Why should she know, what one so faithful knew? 
Why come, from many clamorous tongues to hear, 
What one so just might whisper in her ear? 
Her oaks or acres, why with care explore; 
Why learn the wants, the sufferings of the poor; 
When one so knowing all their worth could trace, 
And one so piteous govern'd in her place ?
   Lo! now, what dismal Sons of Darkness come, 
To bear this Daughter of Indulgence home; 
Tragedians all, and well-arranged in black! 
Who nature, feeling, force, expression lack; 
Who cause no tear, but gloomily pass by, 
And shake their sables in the wearied eye, 
That turns disgusted from the pompous scene, 
Proud without grandeur, with profusion, mean! 
The tear for kindness post affection owes; 
For worth deceased the sigh from reason flows; 
E'en well-feign'd passion for our sorrows call, 
And real tears for mimic miseries fall: 
But this poor farce has neither truth nor art, 
To please the fancy or to touch the heart;
Unlike the darkness of the sky, that pours
On the dry ground its fertilising showers;
Unlike to that which strikes the sould with dread,

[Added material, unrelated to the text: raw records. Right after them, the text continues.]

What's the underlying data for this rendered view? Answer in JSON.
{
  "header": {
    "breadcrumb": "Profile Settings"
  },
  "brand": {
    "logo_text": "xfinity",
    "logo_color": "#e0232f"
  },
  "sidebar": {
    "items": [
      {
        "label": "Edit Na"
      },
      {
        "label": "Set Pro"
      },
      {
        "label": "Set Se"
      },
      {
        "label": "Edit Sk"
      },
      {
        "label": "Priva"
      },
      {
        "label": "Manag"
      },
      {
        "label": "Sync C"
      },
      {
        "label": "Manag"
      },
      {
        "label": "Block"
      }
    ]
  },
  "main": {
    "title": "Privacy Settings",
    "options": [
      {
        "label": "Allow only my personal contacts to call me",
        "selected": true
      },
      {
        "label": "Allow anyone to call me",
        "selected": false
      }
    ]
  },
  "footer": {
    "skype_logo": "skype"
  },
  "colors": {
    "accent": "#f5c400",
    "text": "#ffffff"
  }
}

When thunders roar and forky fires are shed...

This poem is in the public domain.

George Crabbe